To my knowledge, neither Whitaker nor Gustoff has explained why the campaign was accepting donations when Whitaker hadn’t been a candidate for years. Kenneth Vogel and Maggie Haberman of the New York Times were first to report on those mysterious contributions, noting in their November 2018 article, “Executive branch officials are generally prohibited by a federal law, the Hatch Act, from knowingly soliciting or accepting campaign donations.” Whitaker was Sessions’ chief of staff in early 2018.
I’m also not aware of any justification for Whitaker’s improper decision to fly with Trump’s son-in-law Jared Kushner on the president’s helicopter Marine One in December 2018. At that time, the acting attorney general was overseeing special counsel Robert Mueller’s investigation, which potentially implicated both Trump and Kushner.
Iowans who want to catch up with Whitaker this week won’t need to travel to Kansas City. He’s headlining the Dallas County Republicans’ “Party like a Patriot” fundraiser in Des Moines on August 8.
UPDATE: Robbie Gramer and Jefcoate O’Donnell reported for Foreign Policy on August 6,
Whitaker, who is joining Clout Public Affairs as managing director, will not be working directly on the contract with the government of Cameroon and will not be filing as a lobbyist, a Clout Public Affairs spokesperson told Foreign Policy. But human rights activists say Whitaker’s hiring will bring outsized influence to a firm looking to burnish Cameroon’s image in Washington as its government faces accusations of widespread human rights abuses against civilians. […]
Clout Public Affairs, a firm organized by former aides to Texas Republican Sen. Ted Cruz, last month signed on to lobby for Cameroon for $55,000 a month in four-month increments until the contract is canceled, according to public disclosure filings with the U.S. Justice Department. The firm, according to the contract, will provide public relations services to help cultivate a “favorable image” for Cameroon’s government, to include “placing targeted op eds in conservative-oriented outlets in order to foster a robust and growing partnership narrative into the future.”
The Clout spokesperson said it is an important time to strengthen ties between the U.S. and Cameroonian governments as the country faces growing instability and threats from terrorism. The lobbying contract does not mention work beyond PR and communications. But it has drawn sharp criticism from human rights activists. […]

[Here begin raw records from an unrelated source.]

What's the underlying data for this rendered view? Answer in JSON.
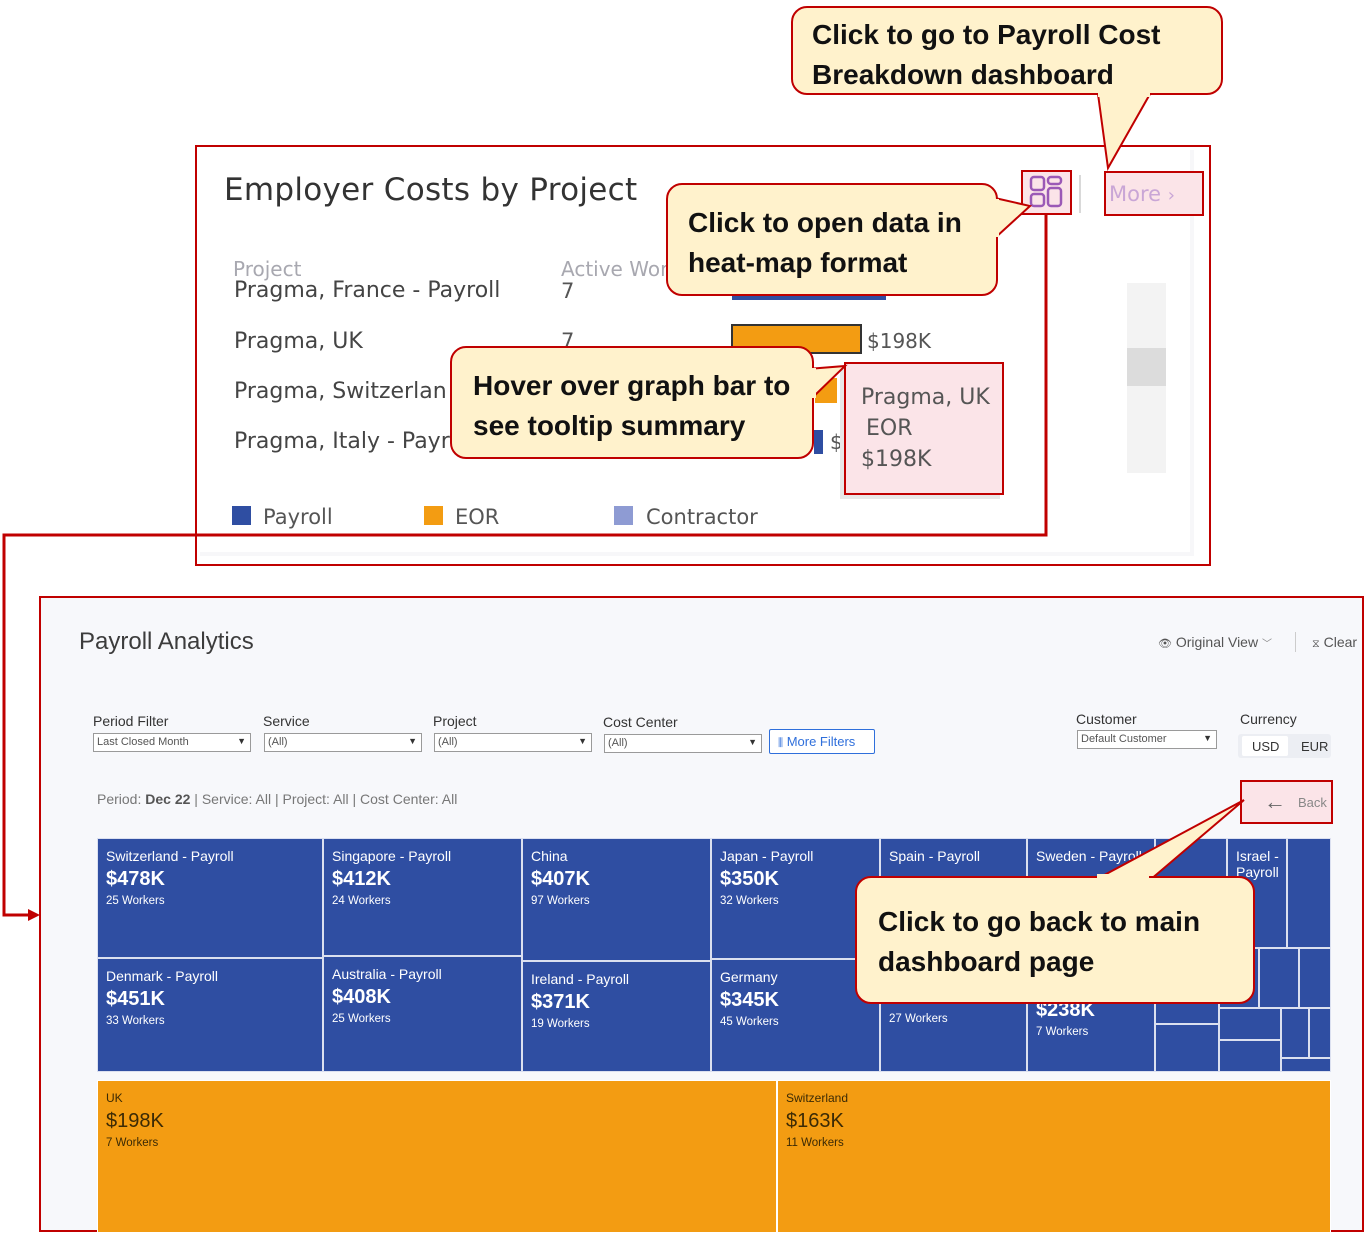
{
  "top_widget": {
    "title": "Employer Costs by Project",
    "column_project": "Project",
    "column_active_workers": "Active Wor",
    "rows": [
      {
        "project": "Pragma, France - Payroll",
        "workers": "7"
      },
      {
        "project": "Pragma, UK",
        "workers": "7",
        "value": "$198K"
      },
      {
        "project": "Pragma, Switzerlan",
        "workers": ""
      },
      {
        "project": "Pragma, Italy - Payr",
        "workers": ""
      }
    ],
    "legend": [
      "Payroll",
      "EOR",
      "Contractor"
    ],
    "colors": {
      "payroll": "#2f4ea2",
      "eor": "#f39c12",
      "contractor": "#8e9bd3"
    },
    "more_label": "More",
    "heatmap_icon": "grid-layout-icon",
    "tooltip": {
      "project": "Pragma, UK",
      "type": "EOR",
      "value": "$198K"
    }
  },
  "callouts": {
    "more": "Click to go to Payroll Cost Breakdown dashboard",
    "heatmap": "Click to open data in heat-map format",
    "hover": "Hover over graph bar to see tooltip summary",
    "back": "Click to go back to main dashboard page"
  },
  "dashboard": {
    "title": "Payroll Analytics",
    "view_label": "Original View",
    "clear_label": "Clear",
    "filters": [
      {
        "label": "Period Filter",
        "value": "Last Closed Month"
      },
      {
        "label": "Service",
        "value": "(All)"
      },
      {
        "label": "Project",
        "value": "(All)"
      },
      {
        "label": "Cost Center",
        "value": "(All)"
      }
    ],
    "more_filters": "More Filters",
    "customer": {
      "label": "Customer",
      "value": "Default Customer"
    },
    "currency": {
      "label": "Currency",
      "options": [
        "USD",
        "EUR"
      ],
      "selected": "USD"
    },
    "period_line": {
      "prefix": "Period: ",
      "period": "Dec 22",
      "rest": " | Service: All | Project: All | Cost Center: All"
    },
    "back_label": "Back",
    "tiles": [
      {
        "name": "Switzerland - Payroll",
        "value": "$478K",
        "workers": "25 Workers"
      },
      {
        "name": "Singapore - Payroll",
        "value": "$412K",
        "workers": "24 Workers"
      },
      {
        "name": "China",
        "value": "$407K",
        "workers": "97 Workers"
      },
      {
        "name": "Japan - Payroll",
        "value": "$350K",
        "workers": "32 Workers"
      },
      {
        "name": "Spain - Payroll",
        "value": "",
        "workers": ""
      },
      {
        "name": "Sweden - Payroll",
        "value": "",
        "workers": ""
      },
      {
        "name": "Israel - Payroll",
        "value": "",
        "workers": ""
      },
      {
        "name": "Denmark - Payroll",
        "value": "$451K",
        "workers": "33 Workers"
      },
      {
        "name": "Australia - Payroll",
        "value": "$408K",
        "workers": "25 Workers"
      },
      {
        "name": "Ireland - Payroll",
        "value": "$371K",
        "workers": "19 Workers"
      },
      {
        "name": "Germany",
        "value": "$345K",
        "workers": "45 Workers"
      },
      {
        "name": "",
        "value": "",
        "workers": "27 Workers"
      },
      {
        "name": "",
        "value": "$238K",
        "workers": "7 Workers"
      },
      {
        "name": "UK",
        "value": "$198K",
        "workers": "7 Workers"
      },
      {
        "name": "Switzerland",
        "value": "$163K",
        "workers": "11 Workers"
      }
    ]
  }
}
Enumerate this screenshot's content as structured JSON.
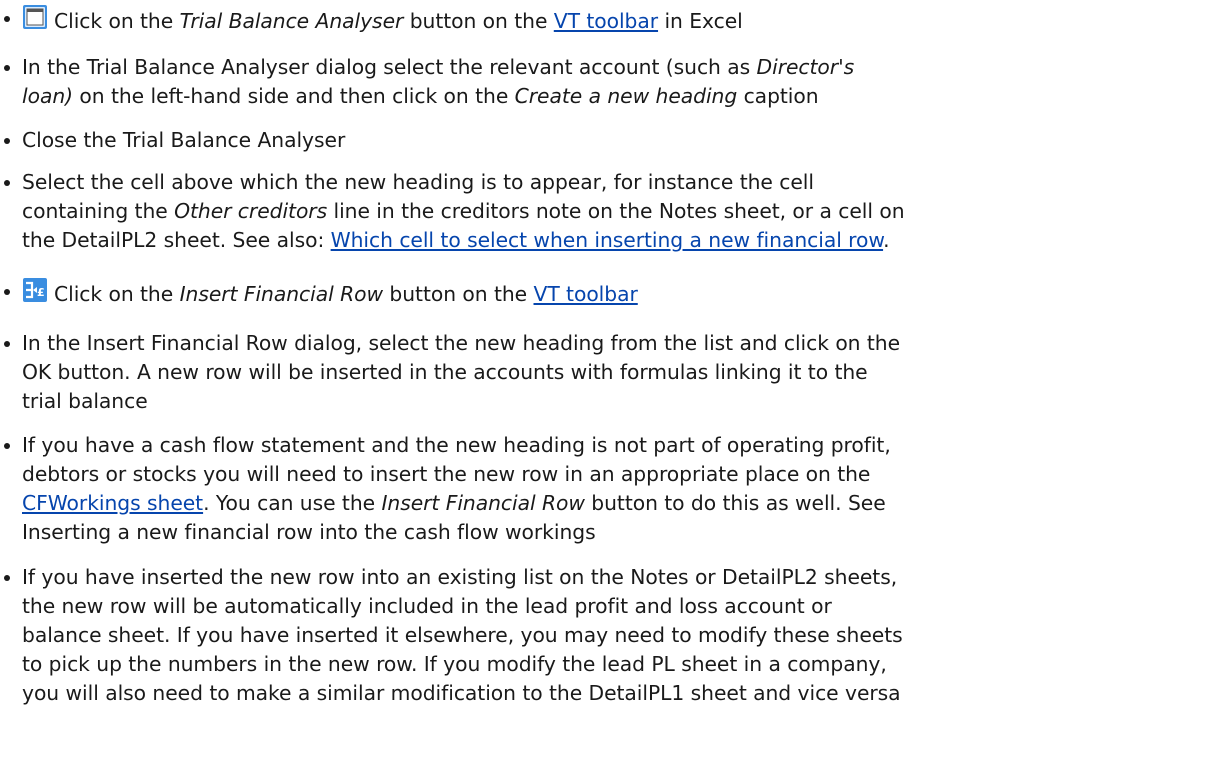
{
  "items": {
    "tba": {
      "a": "Click on the ",
      "em": "Trial Balance Analyser",
      "b": " button on the ",
      "link": "VT toolbar",
      "c": " in Excel",
      "icon": "window-icon"
    },
    "select_account": {
      "a": "In the Trial Balance Analyser dialog select the relevant account (such as ",
      "em1": "Director's",
      "em2": "loan)",
      "b": " on the left-hand side and then click on the ",
      "em3": "Create a new heading",
      "c": " caption"
    },
    "close": {
      "text": "Close the Trial Balance Analyser"
    },
    "select_cell": {
      "a": "Select the cell above which the new heading is to appear, for instance the cell",
      "b": "containing the ",
      "em": "Other creditors",
      "c": " line in the creditors note on the Notes sheet, or a cell on",
      "d": "the DetailPL2 sheet. See also: ",
      "link": "Which cell to select when inserting a new financial row",
      "e": "."
    },
    "ifr": {
      "a": "Click on the ",
      "em": "Insert Financial Row",
      "b": " button on the ",
      "link": "VT toolbar",
      "icon": "insert-row-icon"
    },
    "ifr_dialog": {
      "a": "In the Insert Financial Row dialog, select the new heading from the list and click on the",
      "b": "OK button. A new row will be inserted in the accounts with formulas linking it to the",
      "c": "trial balance"
    },
    "cash_flow": {
      "a": "If you have a cash flow statement and the new heading is not part of operating profit,",
      "b": "debtors or stocks you will need to insert the new row in an appropriate place on the",
      "link": "CFWorkings sheet",
      "c": ". You can use the ",
      "em": "Insert Financial Row",
      "d": " button to do this as well. See",
      "e": "Inserting a new financial row into the cash flow workings"
    },
    "existing_list": {
      "a": "If you have inserted the new row into an existing list on the Notes or DetailPL2 sheets,",
      "b": "the new row will be automatically included in the lead profit and loss account or",
      "c": "balance sheet. If you have inserted it elsewhere, you may need to modify these sheets",
      "d": "to pick up the numbers in the new row. If you modify the lead PL sheet in a company,",
      "e": "you will also need to make a similar modification to the DetailPL1 sheet and vice versa"
    }
  }
}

“Over the past several years, there has been a hugely significant increase in the number of U.S. lobbyists representing foreign nationals, many of them connected to the Trump administration,” said Jeffrey Smith, the executive director of Vanguard Africa, which supports democracy movements in the region. “Many of Trump’s fundraisers and supporters have struck it rich in this sector, often working on behalf of the world’s worst human rights abusers,” said Smith, who has done work on behalf of Cameroonian opposition figures.
SECOND UPDATE: CNN’s Kevin Collier reported on August 12 that Whitaker will serve as outside general counsel for “PC Matic, the…not-top tier antivirus company, per release this morning. Extremely on-brand for all parties involved, including the White House official to tech company pipeline.” The news release noted that during Whitaker’s time at the Department of Justice, “I saw firsthand the damage cybercriminals have inflicted on Americans across the country, and I’m excited to join the team at PC Matic as we redefine the standards of cybersecurity technologies.”